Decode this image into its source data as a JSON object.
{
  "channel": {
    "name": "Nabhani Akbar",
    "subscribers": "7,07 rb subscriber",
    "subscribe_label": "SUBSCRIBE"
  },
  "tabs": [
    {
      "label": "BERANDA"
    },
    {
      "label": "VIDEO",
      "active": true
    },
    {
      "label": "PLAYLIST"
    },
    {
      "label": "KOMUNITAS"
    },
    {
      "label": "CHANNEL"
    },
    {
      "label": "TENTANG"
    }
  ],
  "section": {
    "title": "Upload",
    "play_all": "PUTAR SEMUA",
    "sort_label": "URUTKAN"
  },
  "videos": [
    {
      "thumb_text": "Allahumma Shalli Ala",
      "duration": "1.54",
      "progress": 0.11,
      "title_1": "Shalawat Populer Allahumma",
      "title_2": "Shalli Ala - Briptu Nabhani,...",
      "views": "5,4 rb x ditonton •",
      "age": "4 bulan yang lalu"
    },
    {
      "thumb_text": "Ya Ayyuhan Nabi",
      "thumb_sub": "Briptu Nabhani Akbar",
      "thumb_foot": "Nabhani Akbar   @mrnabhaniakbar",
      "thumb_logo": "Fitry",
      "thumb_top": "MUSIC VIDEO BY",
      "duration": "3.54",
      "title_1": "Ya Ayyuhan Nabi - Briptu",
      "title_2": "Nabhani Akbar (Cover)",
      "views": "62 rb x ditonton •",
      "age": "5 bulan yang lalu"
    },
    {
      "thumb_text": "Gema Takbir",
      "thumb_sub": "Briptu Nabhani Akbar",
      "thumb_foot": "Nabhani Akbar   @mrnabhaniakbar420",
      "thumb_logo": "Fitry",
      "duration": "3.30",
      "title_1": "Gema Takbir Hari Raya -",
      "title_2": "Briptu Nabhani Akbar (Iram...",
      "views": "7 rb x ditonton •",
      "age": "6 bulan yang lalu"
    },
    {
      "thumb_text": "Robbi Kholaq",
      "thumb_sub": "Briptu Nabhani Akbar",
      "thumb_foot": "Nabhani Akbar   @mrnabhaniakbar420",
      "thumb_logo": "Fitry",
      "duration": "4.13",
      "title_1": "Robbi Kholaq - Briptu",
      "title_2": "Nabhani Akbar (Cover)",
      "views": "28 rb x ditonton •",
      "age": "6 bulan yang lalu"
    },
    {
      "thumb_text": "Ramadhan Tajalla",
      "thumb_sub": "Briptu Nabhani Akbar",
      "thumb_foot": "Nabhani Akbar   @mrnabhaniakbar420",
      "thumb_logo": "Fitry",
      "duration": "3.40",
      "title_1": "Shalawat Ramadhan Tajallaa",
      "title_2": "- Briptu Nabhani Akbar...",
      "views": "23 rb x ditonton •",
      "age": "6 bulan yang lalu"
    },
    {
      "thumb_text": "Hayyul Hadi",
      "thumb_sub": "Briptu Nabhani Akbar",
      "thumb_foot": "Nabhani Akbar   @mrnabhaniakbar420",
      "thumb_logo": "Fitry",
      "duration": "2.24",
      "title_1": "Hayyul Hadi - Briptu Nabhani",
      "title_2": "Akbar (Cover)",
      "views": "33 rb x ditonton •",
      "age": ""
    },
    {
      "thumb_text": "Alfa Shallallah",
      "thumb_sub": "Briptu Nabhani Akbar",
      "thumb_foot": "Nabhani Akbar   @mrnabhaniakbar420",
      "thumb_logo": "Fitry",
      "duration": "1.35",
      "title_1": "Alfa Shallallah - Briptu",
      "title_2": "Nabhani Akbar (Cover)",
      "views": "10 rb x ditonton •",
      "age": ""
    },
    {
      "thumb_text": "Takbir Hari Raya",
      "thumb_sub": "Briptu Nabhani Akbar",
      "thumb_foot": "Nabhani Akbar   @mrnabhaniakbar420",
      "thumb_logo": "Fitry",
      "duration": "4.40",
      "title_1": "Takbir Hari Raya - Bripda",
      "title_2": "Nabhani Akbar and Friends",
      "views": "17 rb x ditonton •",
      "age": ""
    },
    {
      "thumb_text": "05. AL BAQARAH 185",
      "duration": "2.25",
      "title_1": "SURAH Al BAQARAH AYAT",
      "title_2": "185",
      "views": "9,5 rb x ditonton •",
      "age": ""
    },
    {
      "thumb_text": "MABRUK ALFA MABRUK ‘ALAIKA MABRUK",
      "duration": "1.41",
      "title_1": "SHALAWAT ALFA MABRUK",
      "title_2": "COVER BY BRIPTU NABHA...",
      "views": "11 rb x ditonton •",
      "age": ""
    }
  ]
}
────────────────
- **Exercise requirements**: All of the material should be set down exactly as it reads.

- **Response to the exercise**:
Decode this image into its source data as a JSON object.
{
  "channel": {
    "name": "Nabhani Akbar",
    "subscribers": "7,07 rb subscriber",
    "subscribe_label": "SUBSCRIBE"
  },
  "tabs": [
    {
      "label": "BERANDA"
    },
    {
      "label": "VIDEO",
      "active": true
    },
    {
      "label": "PLAYLIST"
    },
    {
      "label": "KOMUNITAS"
    },
    {
      "label": "CHANNEL"
    },
    {
      "label": "TENTANG"
    }
  ],
  "section": {
    "title": "Upload",
    "play_all": "PUTAR SEMUA",
    "sort_label": "URUTKAN"
  },
  "videos": [
    {
      "thumb_text": "Allahumma Shalli Ala",
      "duration": "1.54",
      "progress": 0.11,
      "title_1": "Shalawat Populer Allahumma",
      "title_2": "Shalli Ala - Briptu Nabhani,...",
      "views": "5,4 rb x ditonton •",
      "age": "4 bulan yang lalu"
    },
    {
      "thumb_text": "Ya Ayyuhan Nabi",
      "thumb_sub": "Briptu Nabhani Akbar",
      "thumb_foot": "Nabhani Akbar   @mrnabhaniakbar",
      "thumb_logo": "Fitry",
      "thumb_top": "MUSIC VIDEO BY",
      "duration": "3.54",
      "title_1": "Ya Ayyuhan Nabi - Briptu",
      "title_2": "Nabhani Akbar (Cover)",
      "views": "62 rb x ditonton •",
      "age": "5 bulan yang lalu"
    },
    {
      "thumb_text": "Gema Takbir",
      "thumb_sub": "Briptu Nabhani Akbar",
      "thumb_foot": "Nabhani Akbar   @mrnabhaniakbar420",
      "thumb_logo": "Fitry",
      "duration": "3.30",
      "title_1": "Gema Takbir Hari Raya -",
      "title_2": "Briptu Nabhani Akbar (Iram...",
      "views": "7 rb x ditonton •",
      "age": "6 bulan yang lalu"
    },
    {
      "thumb_text": "Robbi Kholaq",
      "thumb_sub": "Briptu Nabhani Akbar",
      "thumb_foot": "Nabhani Akbar   @mrnabhaniakbar420",
      "thumb_logo": "Fitry",
      "duration": "4.13",
      "title_1": "Robbi Kholaq - Briptu",
      "title_2": "Nabhani Akbar (Cover)",
      "views": "28 rb x ditonton •",
      "age": "6 bulan yang lalu"
    },
    {
      "thumb_text": "Ramadhan Tajalla",
      "thumb_sub": "Briptu Nabhani Akbar",
      "thumb_foot": "Nabhani Akbar   @mrnabhaniakbar420",
      "thumb_logo": "Fitry",
      "duration": "3.40",
      "title_1": "Shalawat Ramadhan Tajallaa",
      "title_2": "- Briptu Nabhani Akbar...",
      "views": "23 rb x ditonton •",
      "age": "6 bulan yang lalu"
    },
    {
      "thumb_text": "Hayyul Hadi",
      "thumb_sub": "Briptu Nabhani Akbar",
      "thumb_foot": "Nabhani Akbar   @mrnabhaniakbar420",
      "thumb_logo": "Fitry",
      "duration": "2.24",
      "title_1": "Hayyul Hadi - Briptu Nabhani",
      "title_2": "Akbar (Cover)",
      "views": "33 rb x ditonton •",
      "age": ""
    },
    {
      "thumb_text": "Alfa Shallallah",
      "thumb_sub": "Briptu Nabhani Akbar",
      "thumb_foot": "Nabhani Akbar   @mrnabhaniakbar420",
      "thumb_logo": "Fitry",
      "duration": "1.35",
      "title_1": "Alfa Shallallah - Briptu",
      "title_2": "Nabhani Akbar (Cover)",
      "views": "10 rb x ditonton •",
      "age": ""
    },
    {
      "thumb_text": "Takbir Hari Raya",
      "thumb_sub": "Briptu Nabhani Akbar",
      "thumb_foot": "Nabhani Akbar   @mrnabhaniakbar420",
      "thumb_logo": "Fitry",
      "duration": "4.40",
      "title_1": "Takbir Hari Raya - Bripda",
      "title_2": "Nabhani Akbar and Friends",
      "views": "17 rb x ditonton •",
      "age": ""
    },
    {
      "thumb_text": "05. AL BAQARAH 185",
      "duration": "2.25",
      "title_1": "SURAH Al BAQARAH AYAT",
      "title_2": "185",
      "views": "9,5 rb x ditonton •",
      "age": ""
    },
    {
      "thumb_text": "MABRUK ALFA MABRUK ‘ALAIKA MABRUK",
      "duration": "1.41",
      "title_1": "SHALAWAT ALFA MABRUK",
      "title_2": "COVER BY BRIPTU NABHA...",
      "views": "11 rb x ditonton •",
      "age": ""
    }
  ]
}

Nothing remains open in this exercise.